My research interests center on rhetorical agency. I’m fascinated by how ordinary people-particularly those who have been historically marginalized-carve out rhetorical space and the strategies and tactics they use to speak back to power.
On manifestation of this research includes a study of how public sphere theory can inform writing pedagogy, the impact of place and the local on writing and writing pedagogy, teaching writing for civic engagement, rural education, the potential agonism might play in the teaching of argument, the intersection of academic performance and privilege, and teaching for social justice.
Because of my interest in the public sphere and civic engagement, my research often manifests itself in unique, fruitful collaborations with National Parks, local High Schools, and local, grassroots activist organizations. It also extends the walls of my classroom to these public places, taking students to the Nebraska Capitol (pictured above) to meet their state representative and provide testimony on legislation.
Another manifestation of this research is disability rhetoric, examining how disability is rhetorically constructed and interrogating policies that impact the lives of people with disabilities.
Peer Reviewed Articles
*Dispatches from my (Involuntarily) Subversive Wardrobe: Cripping Clothes in Higher Education. The Journal of Multimodal Rhetorics. Forthcoming
*Disrupting Diversity Management: Toward a Difference-Driven Pedagogy” Pedagogy. With Shari Stenberg, Stevie Seibert Desjarlais, Jessica Masterson, and Brita Thielen. Forthcoming
In this essay, my collaborators and I critique diversity discourse and programming functions as a dominant pedagogy by highlighting three commonplace approaches to diversity: 1) as a defense to mitigate as a problem; 2) as a commodity to be collected; and 3) as a threat to those in privileged positions. We intervene in these approaches by examining the assumptions and values that undergird them and by forwarding a difference-driven pedagogy, which seeks to foster movement toward the practice of deliberation, the recognition of difference as in flux, and the willingness to be vulnerable in engaging the complex, messy work of difference.
*“When Students Don’t Identify as Writers: Fostering Rhetorical Agency through Community Partnerships.” Basic Writing e-Journal. With Derrick Goss. Forthcoming
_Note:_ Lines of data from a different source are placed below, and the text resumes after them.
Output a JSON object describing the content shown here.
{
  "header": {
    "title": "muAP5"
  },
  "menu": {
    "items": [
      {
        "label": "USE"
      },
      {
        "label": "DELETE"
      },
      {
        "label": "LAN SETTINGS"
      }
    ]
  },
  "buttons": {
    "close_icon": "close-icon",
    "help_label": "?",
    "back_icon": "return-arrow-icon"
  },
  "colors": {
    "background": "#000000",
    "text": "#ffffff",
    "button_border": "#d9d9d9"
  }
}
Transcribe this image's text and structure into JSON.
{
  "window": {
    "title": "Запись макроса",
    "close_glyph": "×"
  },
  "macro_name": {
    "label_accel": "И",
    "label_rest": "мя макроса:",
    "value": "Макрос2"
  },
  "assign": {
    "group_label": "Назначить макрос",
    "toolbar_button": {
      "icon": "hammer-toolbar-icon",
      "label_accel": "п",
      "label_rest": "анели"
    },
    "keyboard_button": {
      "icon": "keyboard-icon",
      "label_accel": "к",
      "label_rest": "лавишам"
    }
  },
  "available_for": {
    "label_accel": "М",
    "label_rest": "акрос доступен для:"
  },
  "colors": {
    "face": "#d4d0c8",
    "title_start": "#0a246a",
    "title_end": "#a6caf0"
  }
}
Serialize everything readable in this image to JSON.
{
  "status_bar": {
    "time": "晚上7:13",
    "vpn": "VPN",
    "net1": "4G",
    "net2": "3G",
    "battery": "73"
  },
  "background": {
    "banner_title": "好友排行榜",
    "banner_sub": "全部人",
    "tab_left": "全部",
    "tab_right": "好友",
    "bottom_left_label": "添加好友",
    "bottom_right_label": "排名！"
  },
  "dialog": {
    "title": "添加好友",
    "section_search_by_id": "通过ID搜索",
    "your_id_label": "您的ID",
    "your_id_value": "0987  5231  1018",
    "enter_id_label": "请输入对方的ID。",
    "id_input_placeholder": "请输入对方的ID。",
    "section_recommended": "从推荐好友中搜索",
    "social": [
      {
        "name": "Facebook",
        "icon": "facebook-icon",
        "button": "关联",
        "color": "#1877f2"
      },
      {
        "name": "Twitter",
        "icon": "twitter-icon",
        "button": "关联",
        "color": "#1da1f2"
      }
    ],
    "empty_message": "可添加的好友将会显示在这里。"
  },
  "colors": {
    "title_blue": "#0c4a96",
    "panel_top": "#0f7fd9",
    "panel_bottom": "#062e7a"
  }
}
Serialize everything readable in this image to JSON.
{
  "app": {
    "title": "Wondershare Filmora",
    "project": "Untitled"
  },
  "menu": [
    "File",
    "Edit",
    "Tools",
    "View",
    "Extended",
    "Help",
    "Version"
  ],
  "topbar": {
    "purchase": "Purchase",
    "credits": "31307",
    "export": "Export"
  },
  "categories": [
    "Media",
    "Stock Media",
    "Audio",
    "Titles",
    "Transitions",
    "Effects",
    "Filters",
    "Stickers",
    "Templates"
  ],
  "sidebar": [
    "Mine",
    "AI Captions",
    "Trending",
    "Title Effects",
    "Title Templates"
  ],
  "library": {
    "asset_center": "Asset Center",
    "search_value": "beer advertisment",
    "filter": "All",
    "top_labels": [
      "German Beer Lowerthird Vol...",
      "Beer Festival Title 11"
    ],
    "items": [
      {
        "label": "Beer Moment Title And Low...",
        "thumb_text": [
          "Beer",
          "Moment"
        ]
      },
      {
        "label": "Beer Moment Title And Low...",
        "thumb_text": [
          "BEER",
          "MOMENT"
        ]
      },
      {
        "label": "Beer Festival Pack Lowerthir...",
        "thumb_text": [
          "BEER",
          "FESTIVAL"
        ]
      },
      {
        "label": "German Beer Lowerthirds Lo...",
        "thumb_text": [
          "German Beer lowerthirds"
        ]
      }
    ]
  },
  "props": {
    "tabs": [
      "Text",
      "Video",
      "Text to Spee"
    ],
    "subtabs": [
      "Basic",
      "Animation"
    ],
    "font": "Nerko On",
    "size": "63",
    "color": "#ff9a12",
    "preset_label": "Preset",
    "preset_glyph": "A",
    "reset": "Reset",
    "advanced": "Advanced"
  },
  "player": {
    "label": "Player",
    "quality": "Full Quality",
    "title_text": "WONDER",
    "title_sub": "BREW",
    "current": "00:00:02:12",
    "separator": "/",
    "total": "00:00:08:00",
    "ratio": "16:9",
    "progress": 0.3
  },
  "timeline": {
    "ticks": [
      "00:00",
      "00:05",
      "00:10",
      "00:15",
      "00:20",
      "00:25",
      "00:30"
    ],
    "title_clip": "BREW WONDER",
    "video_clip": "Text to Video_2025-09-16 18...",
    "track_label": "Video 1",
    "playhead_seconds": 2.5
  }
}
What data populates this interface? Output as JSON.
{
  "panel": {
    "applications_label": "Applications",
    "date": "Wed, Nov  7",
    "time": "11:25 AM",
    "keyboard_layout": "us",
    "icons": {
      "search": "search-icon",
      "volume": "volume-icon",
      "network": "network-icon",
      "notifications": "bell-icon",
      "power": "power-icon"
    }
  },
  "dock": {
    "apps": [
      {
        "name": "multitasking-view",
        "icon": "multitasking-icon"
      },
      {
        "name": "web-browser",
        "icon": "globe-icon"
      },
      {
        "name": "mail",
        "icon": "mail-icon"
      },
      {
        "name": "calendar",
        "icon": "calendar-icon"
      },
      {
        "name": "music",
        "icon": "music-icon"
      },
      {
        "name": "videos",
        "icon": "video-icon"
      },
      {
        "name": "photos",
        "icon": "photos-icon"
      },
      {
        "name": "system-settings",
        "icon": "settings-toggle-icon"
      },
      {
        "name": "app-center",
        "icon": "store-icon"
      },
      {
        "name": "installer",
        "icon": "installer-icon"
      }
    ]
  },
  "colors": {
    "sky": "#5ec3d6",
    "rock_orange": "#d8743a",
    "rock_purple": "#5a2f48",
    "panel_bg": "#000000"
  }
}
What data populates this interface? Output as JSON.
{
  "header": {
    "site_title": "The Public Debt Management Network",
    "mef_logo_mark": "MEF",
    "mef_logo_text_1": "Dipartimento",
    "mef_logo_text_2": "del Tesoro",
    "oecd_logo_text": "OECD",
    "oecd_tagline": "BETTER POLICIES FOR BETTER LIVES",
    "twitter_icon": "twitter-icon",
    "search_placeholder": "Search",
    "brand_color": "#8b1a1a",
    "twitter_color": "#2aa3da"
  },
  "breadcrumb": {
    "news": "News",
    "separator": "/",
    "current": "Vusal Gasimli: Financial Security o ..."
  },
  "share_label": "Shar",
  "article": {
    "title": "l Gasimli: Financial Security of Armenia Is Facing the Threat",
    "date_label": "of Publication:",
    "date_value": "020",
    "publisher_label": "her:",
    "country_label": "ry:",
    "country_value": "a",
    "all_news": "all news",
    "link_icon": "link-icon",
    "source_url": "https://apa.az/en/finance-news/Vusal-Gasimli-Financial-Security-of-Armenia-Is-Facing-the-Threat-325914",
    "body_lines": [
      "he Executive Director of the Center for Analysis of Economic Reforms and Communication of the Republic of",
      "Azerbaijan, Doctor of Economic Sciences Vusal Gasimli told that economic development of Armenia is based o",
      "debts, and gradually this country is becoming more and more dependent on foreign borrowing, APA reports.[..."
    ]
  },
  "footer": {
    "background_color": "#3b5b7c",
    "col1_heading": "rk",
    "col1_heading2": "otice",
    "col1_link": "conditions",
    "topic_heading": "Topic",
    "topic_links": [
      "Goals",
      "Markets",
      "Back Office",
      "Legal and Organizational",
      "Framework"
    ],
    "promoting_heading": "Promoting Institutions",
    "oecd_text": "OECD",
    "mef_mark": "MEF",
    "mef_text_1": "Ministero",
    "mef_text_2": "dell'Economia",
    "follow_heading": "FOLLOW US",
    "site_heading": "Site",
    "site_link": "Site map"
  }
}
Exploring how neoliberal pressures on writing have shaped writing instruction, Derrick Goss and I argue that community partnerships are useful in pushing back against neoliberal pressures.
*“Positionality and Possibility: Reframing Tactics and Strategies for Graduate Student Community Engagement.” Michigan Journal of Community Service Learning. With Rachael Wendler Shah, Marcus Meade, and Katie McWain. Issue 24.1. Fall 2017.
In this article, my collaborators and I critically reflect on our decision to reorient our graduate student-led community writing partnership from being a tactical partnership to a strategic partnership (based on Paula Mathieu’s application of de Certeau’s theory to community writing).
“Narrativizing Dis/Ability: Deconstructing Institutional Use of Body Narratives.” In Failure Pedagogies: Systems, Risks, Futures (under contract with Peter Lang Publishers). Forthcoming
My contribution to this edited collection centering on failure narratives critiques how disability narratives are often leveraged by institutions to justify excluding disabled people and reify ableist positions.